European elections: Cameron's opening
It is presumed that European election night (Sunday) will be a bad one for David Cameron. Perhaps the ignominy of a third place.
There will be inevitable speculation as to whether Europe will dog him all the way to the general election in May of next year. Yet, in some respects, this result could be an opening for him.
Already there are the first stirrings of a post-election debate. Take note of recent comments by Netherlands Prime Minister Mark Rutte and Christian Lindner of the German liberal FDP.
In a joint op-ed piece they complain of "a thicket of European legislation that has emerged over the years". They write of the need to reduce the EU's powers to "core areas". And they argue that "it is important to strengthen the influence of national parliaments".
Sarkozy steps in
Yes, Mr Rutte is already a Cameron ally, but then stir in comments by Nicolas Sarkozy. Writing in Le Point and Die Welt the former French president says "we need to look at today's EU with clarity.
"It can't work at 28 (members) as it did at six, nine or even 12. I sincerely believe that there will be no alternative to a drastic reduction of the extent of the EU's powers." He envisages at least half of the EU's powers being handed back to the member states. He rails against pointless EU directives and suggests suspending Schengen, which guarantees free movement within the EU.
Potentially this is more significant than the in/out debate. The reformers sniff opportunity and on Sunday night, as the results come in, their case might gain traction. Here's what to look for:
Firstly, turnout. Five years ago it was 43%. If it falls further or does not significantly improve - despite all the efforts to engage voters - the new European Parliament will be stripped of some of its legitimacy.
This time round MEPs believed they were extending democracy by telling voters that the candidate of the biggest bloc in the parliament would get the EU's top job - President of the Commission.
Now the two leading candidates - Jean-Claude Juncker and Martin Schulz - have been indefatigable campaigners. They have regularly debated and yet there is scant evidence that any of this has caught the attention of Europe's voters. If confirmed at the ballot box there is bound to be an inquest.
(It is in any event a curious, hybrid campaign, where voters are told that by voting for one institution it will settle the leadership of another.)
Rethinking EU project
There is a great restlessness at the heart of the EU at the moment. Officials will be further troubled if they have failed to engage the European voter.
Everywhere you look is evidence of stress. To take just one example: the French political elite is "deeply uncomfortable" with the eurozone and the growing influence of Germany. It prompted a British insider to describe the mood as quite "helpful for us" at the moment.
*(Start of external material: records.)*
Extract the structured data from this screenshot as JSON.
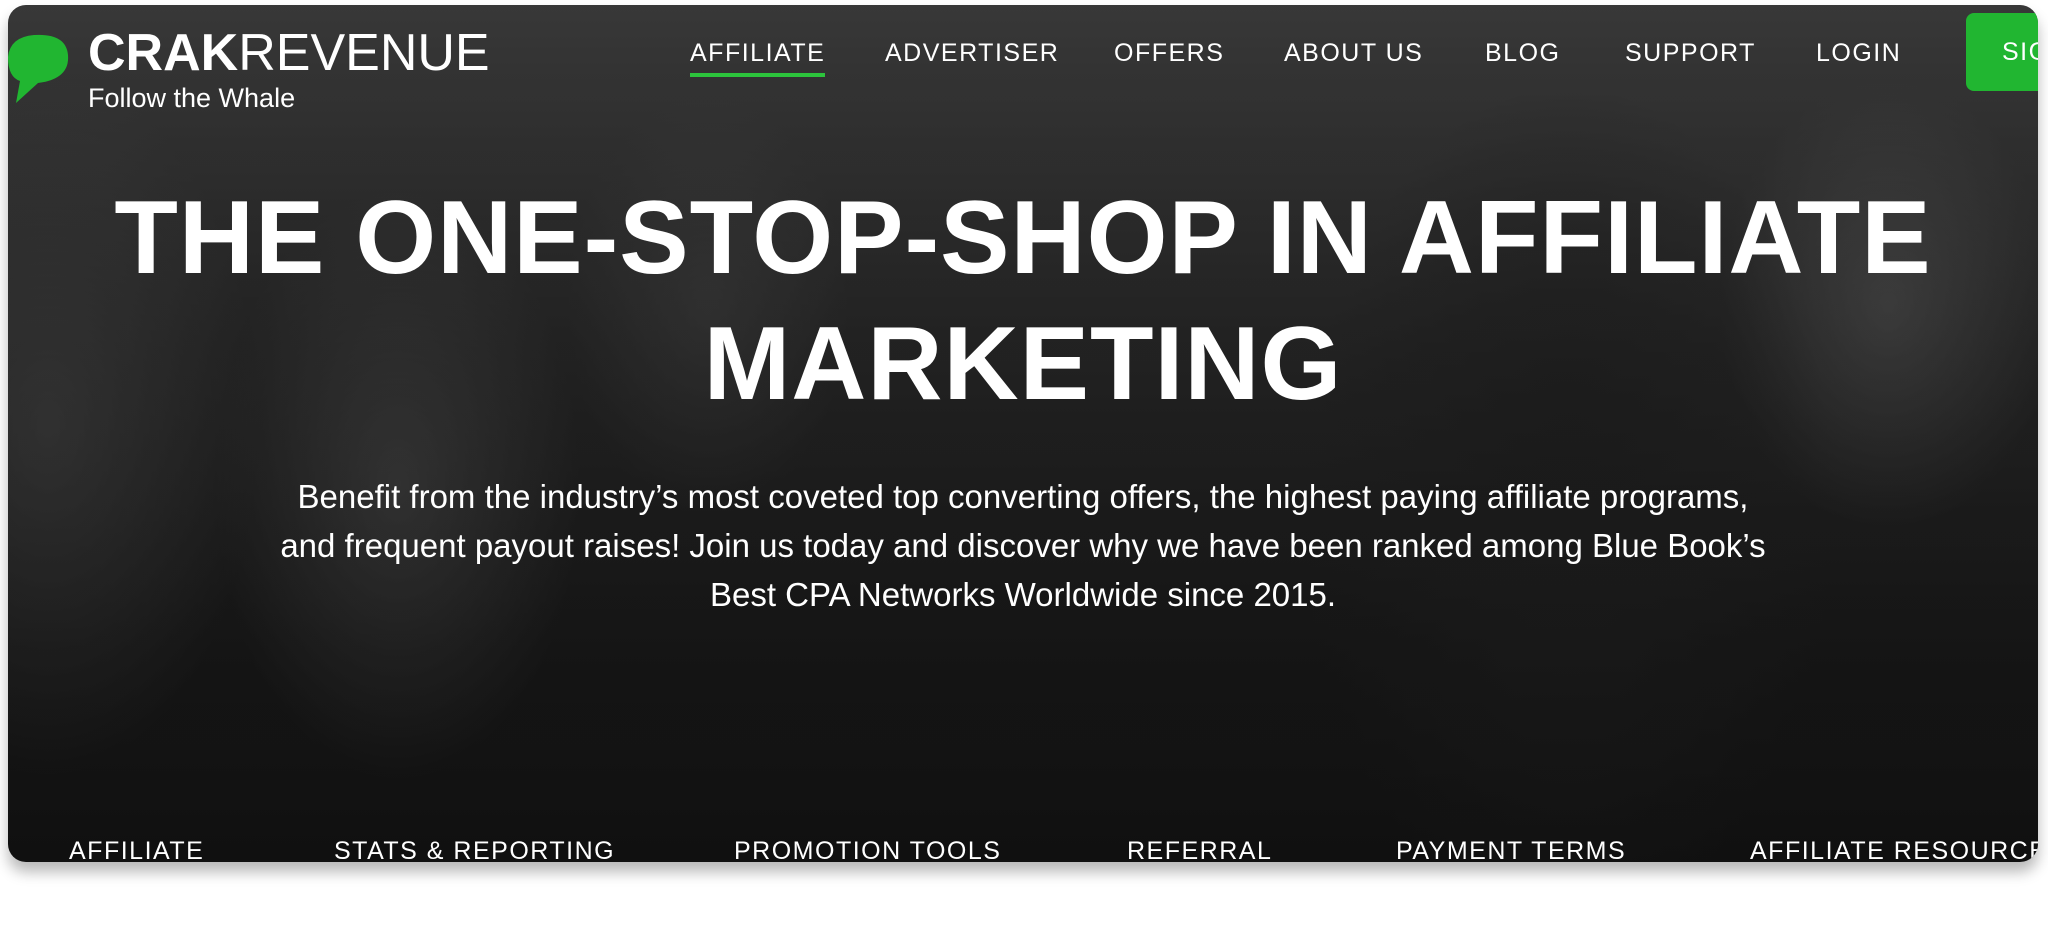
{
  "colors": {
    "accent": "#21b631",
    "active_underline": "#2cc43c",
    "text": "#ffffff",
    "hero_overlay": "#1f1f1f"
  },
  "logo": {
    "icon": "speech-bubble-icon",
    "brand_bold": "CRAK",
    "brand_regular": "REVENUE",
    "tagline": "Follow the Whale"
  },
  "nav": {
    "items": [
      {
        "label": "AFFILIATE",
        "active": true
      },
      {
        "label": "ADVERTISER"
      },
      {
        "label": "OFFERS"
      },
      {
        "label": "ABOUT US"
      },
      {
        "label": "BLOG"
      },
      {
        "label": "SUPPORT"
      },
      {
        "label": "LOGIN"
      }
    ],
    "signup_label": "SIG"
  },
  "hero": {
    "title_line1": "THE ONE-STOP-SHOP IN AFFILIATE",
    "title_line2": "MARKETING",
    "sub_line1": "Benefit from the industry’s most coveted top converting offers, the highest paying affiliate programs,",
    "sub_line2": "and frequent payout raises! Join us today and discover why we have been ranked among Blue Book’s",
    "sub_line3": "Best CPA Networks Worldwide since 2015."
  },
  "subnav": {
    "items": [
      "AFFILIATE",
      "STATS & REPORTING",
      "PROMOTION TOOLS",
      "REFERRAL",
      "PAYMENT TERMS",
      "AFFILIATE RESOURCES"
    ]
  }
}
Why? The future shape of the EU is very much in play.
The second test will be the size of the anti-establishment vote. If a quarter of voters back what are mainly Eurosceptic parties that would be significant in itself. But say that figure reaches higher. It would begin to suggest that alienation runs deeper than resentment at austerity and unemployment.
It would be wise to be cautious, however. In the Netherlands - the one European country apart from the UK to have voted so far - the supporters of Geert Wilders, the controversial anti-immigrant, anti-Brussels politician, seemed to think they had under-performed, although the results won't be known until Sunday.
But if the anti-establishment vote is high then reformers will spy the chance to argue that the EU needs saving from itself. It will be a tough argument, with the outcome uncertain, but I suspect it will be had. Why tough? Because closer integration is not just in the treaties, but it is in the DNA of a generation of officials and European leaders.
New allies for UK?
The temptation will be to circle the wagons. But other voices will insist it is time to redesign the architecture, to question the mantra of deeper integration being the answer to every problem.
A different vision might involve an enhanced role for national parliaments; it might envisage an EU that does less, but better.
The ever-closer-union crowd are happy to debate the sceptics - but they might find their real argument lies with reformers.
So potentially Sunday night's results will be of great significance. As the think tank Open Europe observed, "it should be clear by now that David Cameron could find allies in France". He might discover them elsewhere, but only if he makes the case for reforming the EU and not arguing for special treatment for the UK.
For David Cameron his chance to strike a better deal for the UK might just come sooner than after 2015.